Lib Dems should have halted bedroom tax when in coalition, Jo Swinson concedes
The Liberal Democrat leadership hopeful said her party should not have ‘let that through’.
Liberal Democrats should have halted the so-called “bedroom tax” when they were in coalition with the Tories, party leadership contender Jo Swinson said.
While she defended the five years her party spent as junior partners in David Cameron’s government, Ms Swinson – the current deputy leader of the Liberal Democrats – said they should have stopped welfare changes that see benefit recipients lose cash if they have spare rooms.
Speaking on BBC’s Andrew Marr Show, the Lib Dem MP, who served as a minister in the coalition government, stated: “It was just not the right policy, we shouldn’t have let that through.”

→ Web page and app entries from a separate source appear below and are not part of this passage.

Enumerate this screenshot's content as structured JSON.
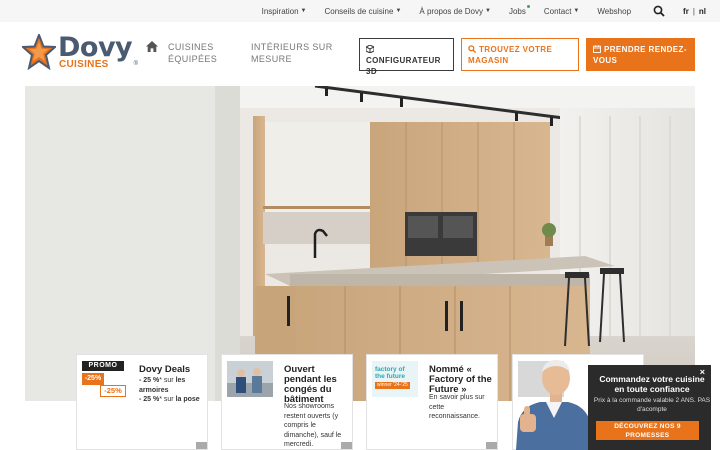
{
  "topnav": {
    "items": [
      {
        "label": "Inspiration",
        "caret": true
      },
      {
        "label": "Conseils de cuisine",
        "caret": true
      },
      {
        "label": "À propos de Dovy",
        "caret": true
      },
      {
        "label": "Jobs",
        "caret": false
      },
      {
        "label": "Contact",
        "caret": true
      },
      {
        "label": "Webshop",
        "caret": false
      }
    ],
    "lang_fr": "fr",
    "lang_sep": "|",
    "lang_nl": "nl"
  },
  "logo": {
    "name": "Dovy",
    "sub": "CUISINES",
    "reg": "®"
  },
  "header": {
    "nav1": "Cuisines équipées",
    "nav2": "Intérieurs sur mesure",
    "btn_config": "Configurateur 3D",
    "btn_store": "Trouvez votre magasin",
    "btn_rdv": "Prendre rendez-vous"
  },
  "cards": {
    "c1": {
      "badge": "PROMO",
      "pct1": "-25%",
      "pct2": "-25%",
      "title": "Dovy Deals",
      "line1a": "- 25 %",
      "line1b": "* sur ",
      "line1c": "les armoires",
      "line2a": "- 25 %",
      "line2b": "* sur ",
      "line2c": "la pose"
    },
    "c2": {
      "title": "Ouvert pendant les congés du bâtiment",
      "body": "Nos showrooms restent ouverts (y compris le dimanche), sauf le mercredi."
    },
    "c3": {
      "thumb_l1": "factory of",
      "thumb_l2": "the future",
      "thumb_l3": "winner '24-'25",
      "title": "Nommé « Factory of the Future »",
      "body": "En savoir plus sur cette reconnaissance."
    }
  },
  "popup": {
    "title": "Commandez votre cuisine en toute confiance",
    "text": "Prix à la commande valable 2 ANS. PAS d'acompte",
    "button": "DÉCOUVREZ NOS 9 PROMESSES",
    "close": "×"
  },
  "colors": {
    "brand_orange": "#e8731a",
    "brand_slate": "#4a5a70",
    "popup_bg": "#2b2b2b"
  },
  "icons": [
    "home-icon",
    "search-icon",
    "cube-icon",
    "magnifier-icon",
    "calendar-icon",
    "close-icon",
    "chevron-right-icon"
  ]
}
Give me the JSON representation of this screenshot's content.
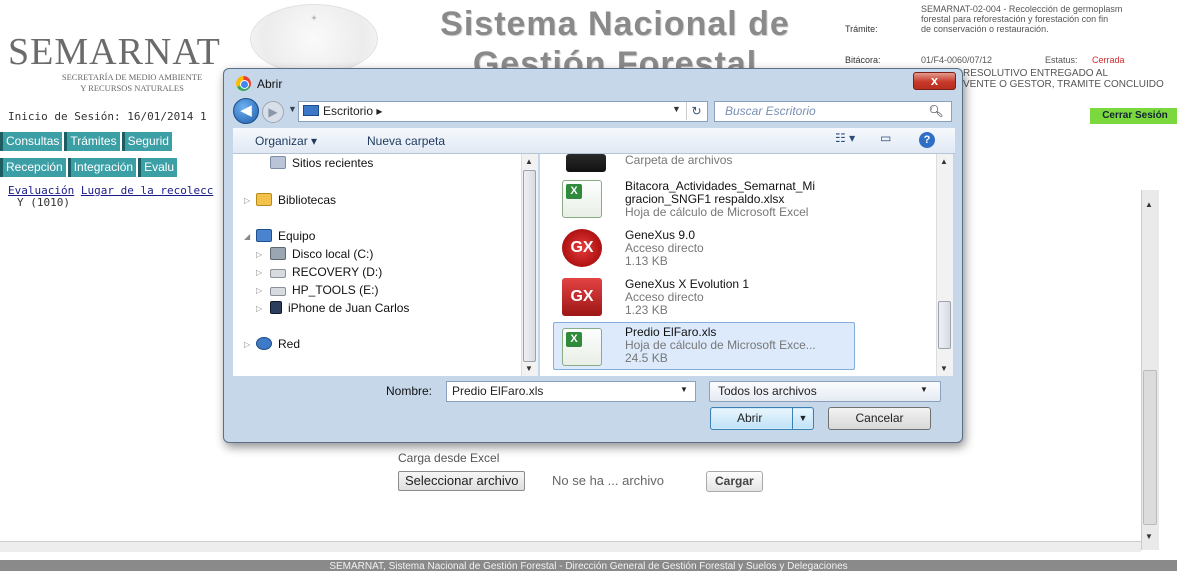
{
  "header": {
    "logo": "SEMARNAT",
    "logo_sub_line1": "SECRETARÍA DE MEDIO AMBIENTE",
    "logo_sub_line2": "Y RECURSOS NATURALES",
    "system_title_line1": "Sistema Nacional de",
    "system_title_line2": "Gestión Forestal",
    "tramite_label": "Trámite:",
    "tramite_value_line1": "SEMARNAT-02-004 - Recolección de germoplasm",
    "tramite_value_line2": "forestal para reforestación y forestación con fin",
    "tramite_value_line3": "de conservación o restauración.",
    "bitacora_label": "Bitácora:",
    "bitacora_value": "01/F4-0060/07/12",
    "estatus_label": "Estatus:",
    "estatus_value": "Cerrada",
    "resolutivo_line1": "RESOLUTIVO ENTREGADO AL",
    "resolutivo_line2": "VENTE O GESTOR, TRAMITE CONCLUIDO",
    "inicio_sesion": "Inicio de Sesión:  16/01/2014 1",
    "cerrar_sesion": "Cerrar Sesión"
  },
  "menu_primary": [
    "Consultas",
    "Trámites",
    "Segurid"
  ],
  "menu_secondary": [
    "Recepción",
    "Integración",
    "Evalu"
  ],
  "breadcrumb": {
    "link1": "Evaluación",
    "link2": "Lugar de la recolecc"
  },
  "page_text": {
    "y_code": "Y (1010)"
  },
  "carga": {
    "label": "Carga desde Excel",
    "select_button": "Seleccionar archivo",
    "no_file": "No se ha ... archivo",
    "cargar_button": "Cargar"
  },
  "footer": "SEMARNAT, Sistema Nacional de Gestión Forestal - Dirección General de Gestión Forestal y Suelos y Delegaciones",
  "dialog": {
    "title": "Abrir",
    "close_glyph": "x",
    "address": "Escritorio",
    "address_sep": "▸",
    "search_placeholder": "Buscar Escritorio",
    "organizar": "Organizar ▾",
    "nueva_carpeta": "Nueva carpeta",
    "help": "?",
    "nav_items": [
      {
        "label": "Sitios recientes"
      },
      {
        "label": "Bibliotecas"
      },
      {
        "label": "Equipo"
      },
      {
        "label": "Disco local (C:)"
      },
      {
        "label": "RECOVERY (D:)"
      },
      {
        "label": "HP_TOOLS (E:)"
      },
      {
        "label": "iPhone de Juan Carlos"
      },
      {
        "label": "Red"
      }
    ],
    "files": [
      {
        "name": "",
        "sub1": "Carpeta de archivos",
        "sub2": ""
      },
      {
        "name": "Bitacora_Actividades_Semarnat_Mi",
        "name2": "gracion_SNGF1 respaldo.xlsx",
        "sub1": "Hoja de cálculo de Microsoft Excel",
        "sub2": ""
      },
      {
        "name": "GeneXus 9.0",
        "sub1": "Acceso directo",
        "sub2": "1.13 KB"
      },
      {
        "name": "GeneXus X Evolution 1",
        "sub1": "Acceso directo",
        "sub2": "1.23 KB"
      },
      {
        "name": "Predio ElFaro.xls",
        "sub1": "Hoja de cálculo de Microsoft Exce...",
        "sub2": "24.5 KB"
      }
    ],
    "nombre_label": "Nombre:",
    "nombre_value": "Predio ElFaro.xls",
    "tipo_value": "Todos los archivos",
    "abrir_button": "Abrir",
    "cancelar_button": "Cancelar"
  }
}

However, she said there was a need to “constrain spending” when the Conservative/Liberal Democrat government came in in 2010.
I’m excited to announce I’m running for leader of the @LibDems so we can:— Jo Swinson (@joswinson) May 31, 2019
- Build an economy that puts people and the planet first
- Harness the technological revolution for Britain’s future
- Rally a liberal movement to stand up for our values
➡️ https://t.co/hMmWhyX3Dj pic.twitter.com/jzJbqDoWPo
And while she also accepted her party should not have voted to increase university tuition fees south of the border, Ms Swinson insisted the Lib Dems “did do a lot of good” over the five years of the coalition.
She stated: “In 2010 with the financial crisis that was unfolding, we did need to make cuts.”
She added: “We stopped a lot of welfare cuts but equally the bedroom tax was an example where we shouldn’t have.
“We didn’t get everything right in coalition, but we did do a lot of good.
“We were in a coalition and we had to compromise on various issues, that is the essence of coalition.”
Ms Swinson, who recaptured her East Dunbartonshire constituency in 2017 after losing it to the SNP two years before, is running against Sir Ed Davey to be the next leader of the Liberal Democrats.
The party’s current leader, Sir Vince Cable, is stepping down from the role, with his successor to be elected by July 23.
She said: “I think we are at a pivotal moment in our politics where the two party structure is fracturing and there is a real appetite for a Liberal movement, for people who believe in our values, who say immigration is a good thing, that we need to reshape our economy so that it works for people and the planet.
“And those people are joining us in their thousands and I want to lead the Liberal Democrats to build that Liberal movement.”